I eventually published the results of my pesticide survey in the Journal of Water, Sanitation, and Hygiene for Development[59]. The pesticide survey provided context from some really exciting research results that colleagues and I had just obtained demonstrating that biochar made from a high temperature gasification process (described in Chapter 4) could adsorb herbicide from surface water nearly as well as commercial granular activated carbon. The interesting backstory of that paper was that I initially submitted it to a different WASH journal. That journal requests that authors pitch ideas for articles to the editor first, before submitting a full manuscript. So I emailed the article abstract to the editor, and was shocked by their reply. They wrote, “I wouldn’t expect that herbicide would be a big risk in most developing countries.”

I was stunned. Had this WASH journal editor ever been to a developing country?

Around the same time, I was presenting the results of our herbicide experiments at academic conferences. The work was well-received at chemistry and environmental engineering conferences. It was a totally different story at WASH conferences. My talks at WASH conferences were met with strange looks, incomprehension, dismissal, sometimes even hostility.
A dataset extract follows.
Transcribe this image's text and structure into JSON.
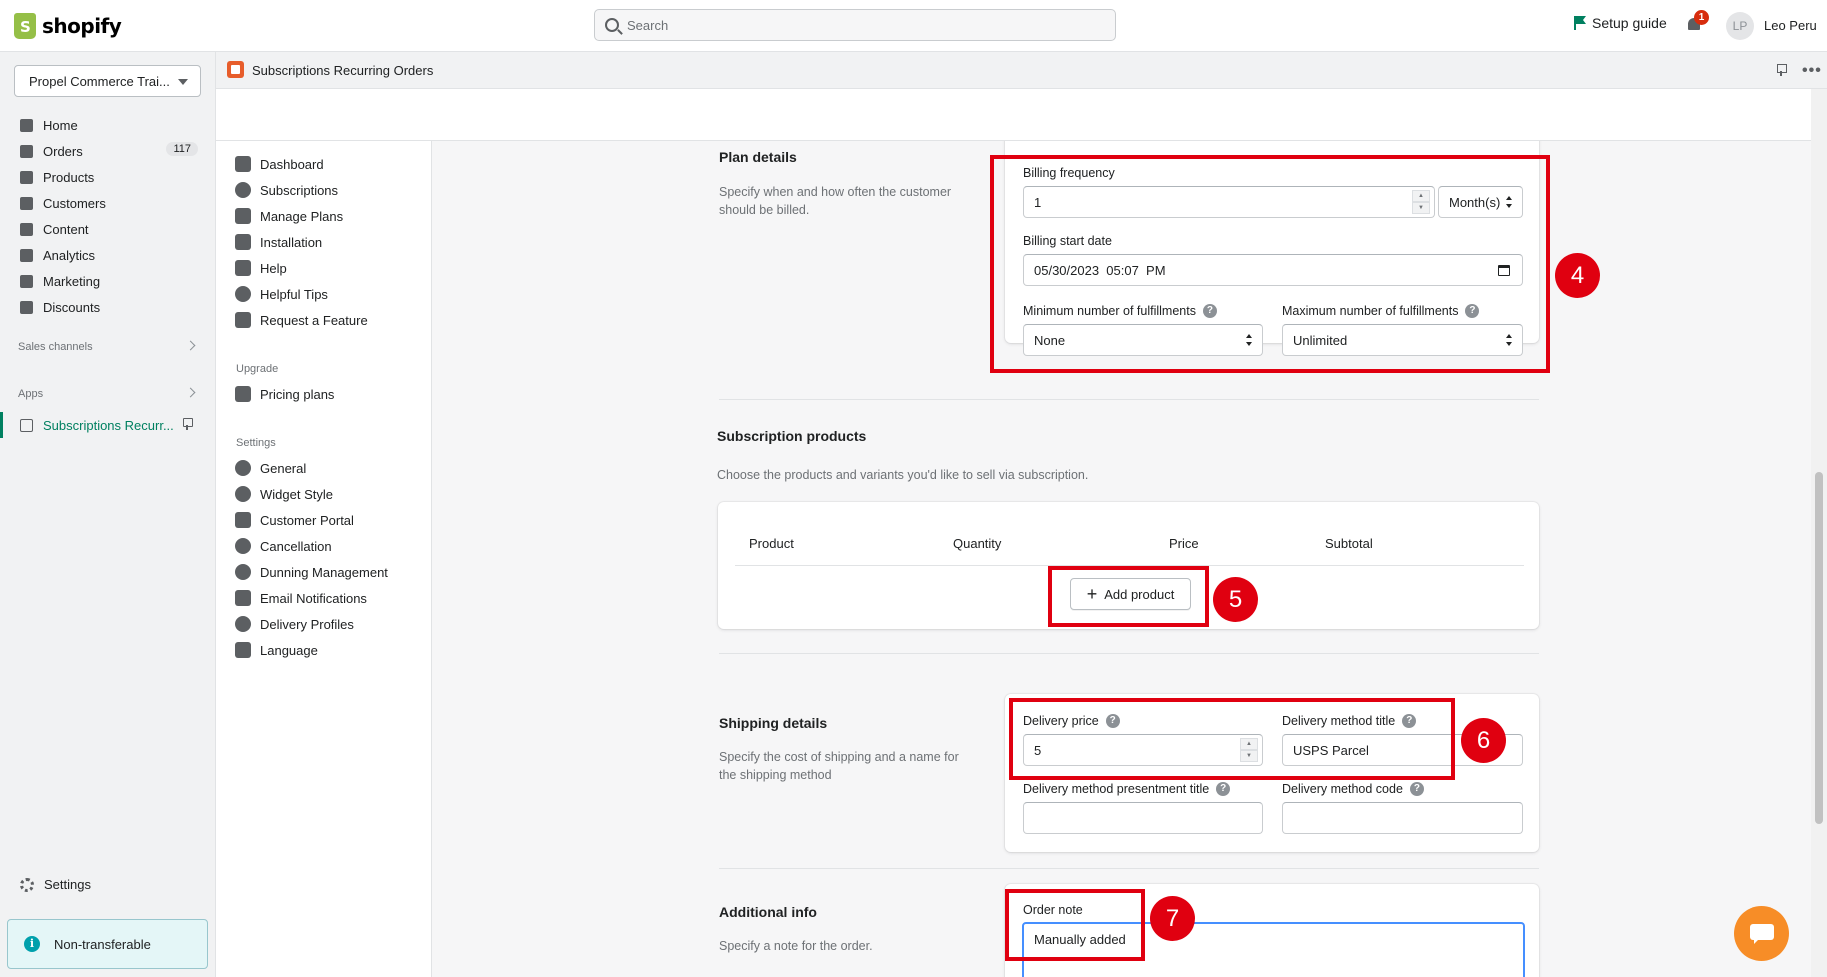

And baffling statements like, “developing countries are too poor to have access to chemicals,” and “they don’t live long enough to get cancer.”*

What in the world was going on? I began to realize – the WASH sector really has no idea about this problem. I knew from my travels that poor farmers in Thailand and India get it. Hill Tribe people in Burma get it. In other words, poor people with little or no formal education are hip to this problem – affluent WASH professionals, not so much. The lesson for me was that at WASH conferences I couldn’t just launch into talking about adsorption, pyrolysis, biochar, herbicides, etc. First, I was going to have to bring people on board with the idea that chemical pollutants are an important component of WASH that was being overlooked. I couldn’t sell them on a solution (biochar) to a problem they didn’t know that they had. My advocacy for this topic eventually took the shape of the WASH-Toxics Working Group[63], a consortium of researchers and field practitioners who want to get chemicals on the WASH development agenda. Check it out, and join up if you like.
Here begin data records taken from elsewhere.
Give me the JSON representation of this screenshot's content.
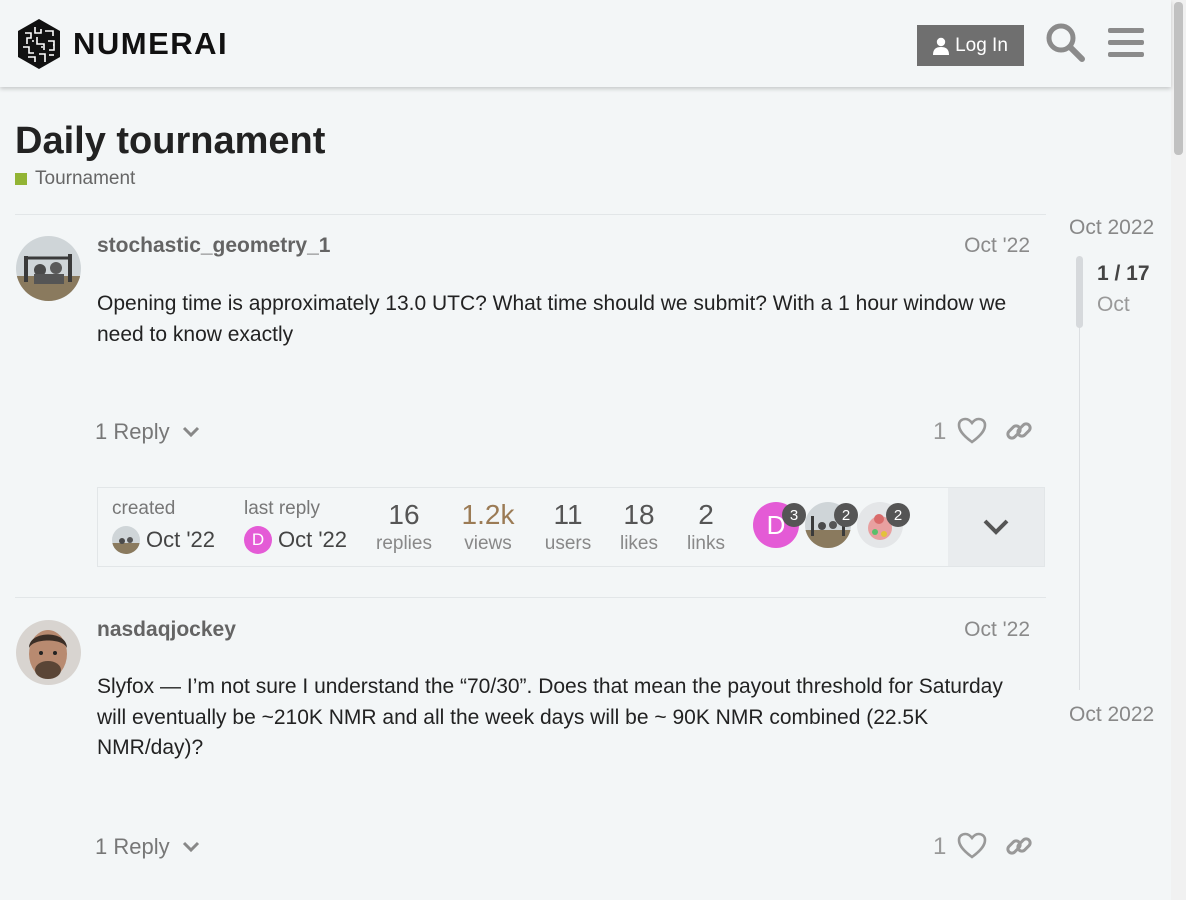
{
  "header": {
    "brand": "NUMERAI",
    "login_label": "Log In",
    "search_icon": "search-icon",
    "menu_icon": "hamburger-menu-icon"
  },
  "topic": {
    "title": "Daily tournament",
    "category": "Tournament",
    "category_color": "#92b434"
  },
  "posts": [
    {
      "username": "stochastic_geometry_1",
      "date": "Oct '22",
      "body": "Opening time is approximately 13.0 UTC? What time should we submit? With a 1 hour window we need to know exactly",
      "reply_label": "1 Reply",
      "likes": "1"
    },
    {
      "username": "nasdaqjockey",
      "date": "Oct '22",
      "body": "Slyfox — I’m not sure I understand the “70/30”. Does that mean the payout threshold for Saturday will eventually be ~210K NMR and all the week days will be ~ 90K NMR combined (22.5K NMR/day)?",
      "reply_label": "1 Reply",
      "likes": "1"
    }
  ],
  "topic_map": {
    "created_label": "created",
    "created_date": "Oct '22",
    "last_reply_label": "last reply",
    "last_reply_date": "Oct '22",
    "last_reply_avatar_letter": "D",
    "stats": [
      {
        "value": "16",
        "label": "replies"
      },
      {
        "value": "1.2k",
        "label": "views"
      },
      {
        "value": "11",
        "label": "users"
      },
      {
        "value": "18",
        "label": "likes"
      },
      {
        "value": "2",
        "label": "links"
      }
    ],
    "participants": [
      {
        "letter": "D",
        "count": "3"
      },
      {
        "letter": "",
        "count": "2"
      },
      {
        "letter": "",
        "count": "2"
      }
    ]
  },
  "timeline": {
    "start_date": "Oct 2022",
    "position": "1 / 17",
    "position_date": "Oct",
    "end_date": "Oct 2022"
  },
  "colors": {
    "views_highlight": "#9b7b55",
    "avatar_d": "#e45bd6",
    "login_bg": "#6f6f6f"
  }
}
Returning to Pun Pun

During the spring of 2007 it started to dawn on me that, if we could solve the problem of agrichemicals in Pun Pun’s water supply, it could potentially be reproduced in low-resource settings all around the world. It could possibly have a massive global public health impact. I felt that I was on the edge of something huge, and if I decided to undertake this challenge, I was going to need help – a lot of help. So in June of 2007 I formed Aqueous Solutions (aqsolutions.org) in order to attract the needed resources and talent to the cause. Our world headquarters was my 49 square foot adobe hut pictured at the top of this post.

And now you know the story of Aqueous Solutions and biochar water treatment.

* That last one really gets me. Not only does it belie a profound ignorance of the environmental pollution poor people are exposed to, it displays a callousness I just can’t wrap my head around.


[Next up: 1.5 Chapter summary and 1.6 References]